Interacting at Home
If they passed the neutral ground test, it’s time to bring them to your house. However, it’s still important to make sure they’re separated on the trip home: separate crates, cars, or keeping their respective distances on the walk. After all, you don’t want to create any unnecessary stress for either dog.
Once at the house, let the resident dog into the backyard first, while putting the new dog in the house. The new dog will get acclimated, while, giving you an opportunity to remove any items that the resident dog will feel protective over like food bowls, bones, toys, etc.
Now, it’s time to bring the resident dog inside. Make sure to watch the resident dog carefully because bringing a new dog into a home can cause a negative reaction from the resident dog. If a negative reaction does happen or it seems tension is building, separate them quickly and try again later. Remember, it’s important to keep the interactions short and tension free to ensure a greater chance of them becoming best friends.
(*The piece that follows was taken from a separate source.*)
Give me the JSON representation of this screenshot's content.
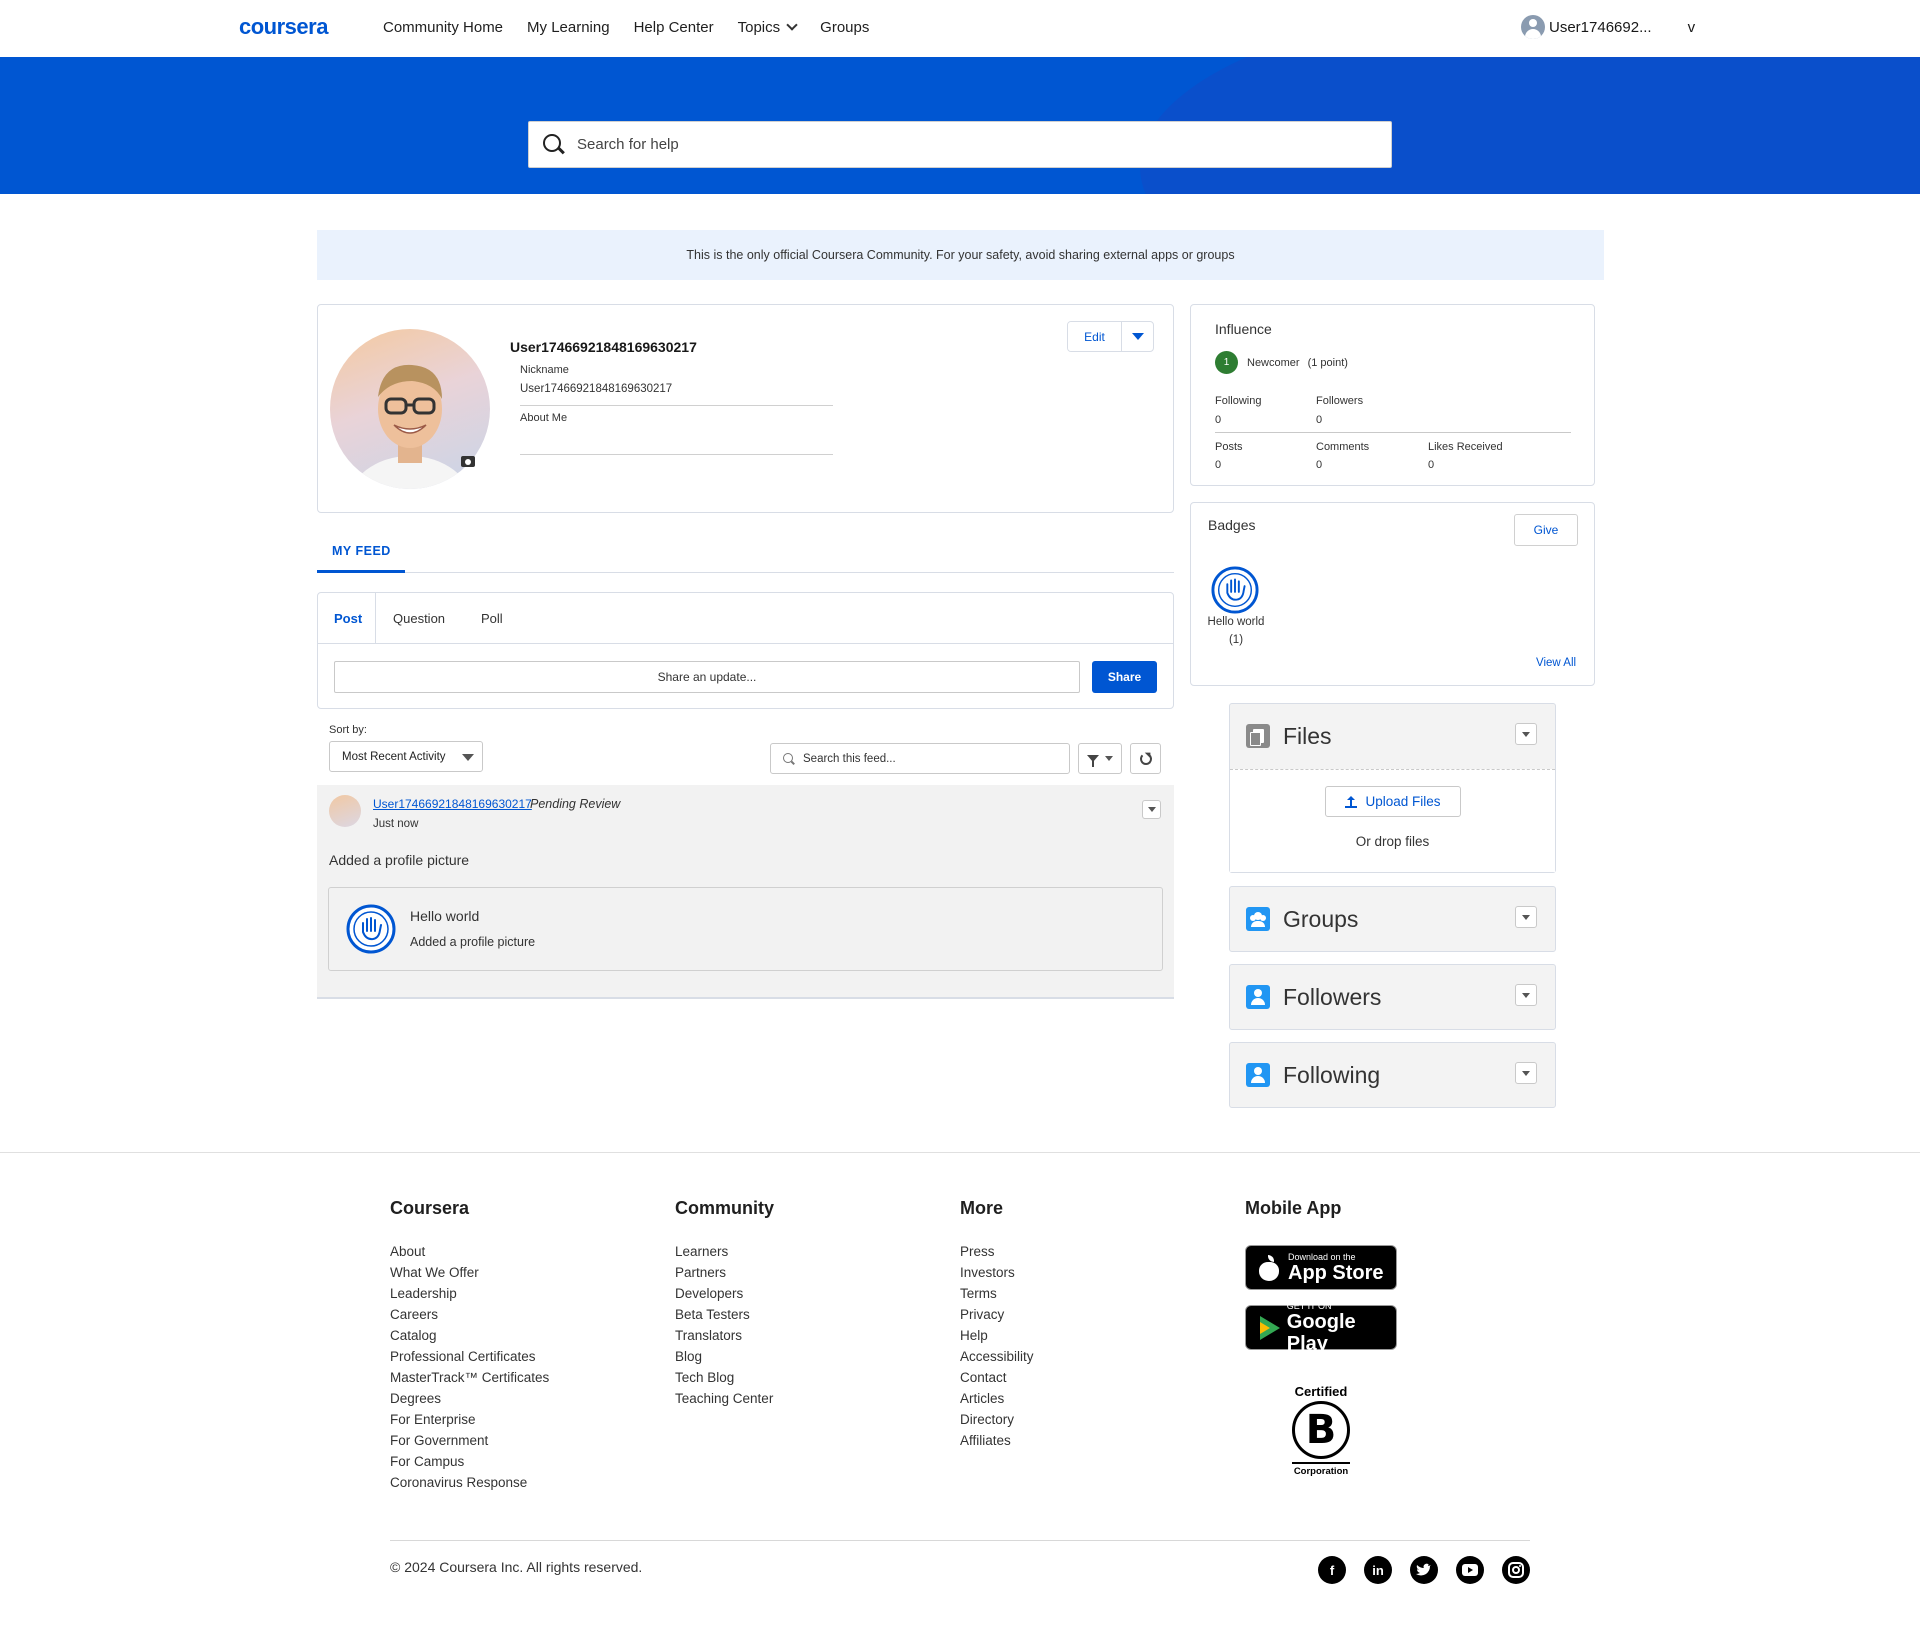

If you plan on feeding or giving treats to both dogs during the house visit, make sure they’re separated for the time being. It’s important to remove any stressors from the environment around the dogs. Once they’re good friends, then you can try doing the adorable things pup friends do like eating together or doing tricks side by side.
- Puppy Disclaimer: If you’re introducing a puppy to your adult dog, you can still follow these steps, but keep in mind puppies have a lot of energy. It would be ideal to provide more frequent breaks between your dog and the puppy to counter their high energy; the puppy’s relentlessness can annoy some older dogs causing them to snap.
Go Find Your Dog’s New Best Friend
Now, that you and pup are ready, go find them that best friend to chase around the yard. It will provide you both with a great source of happiness and fun!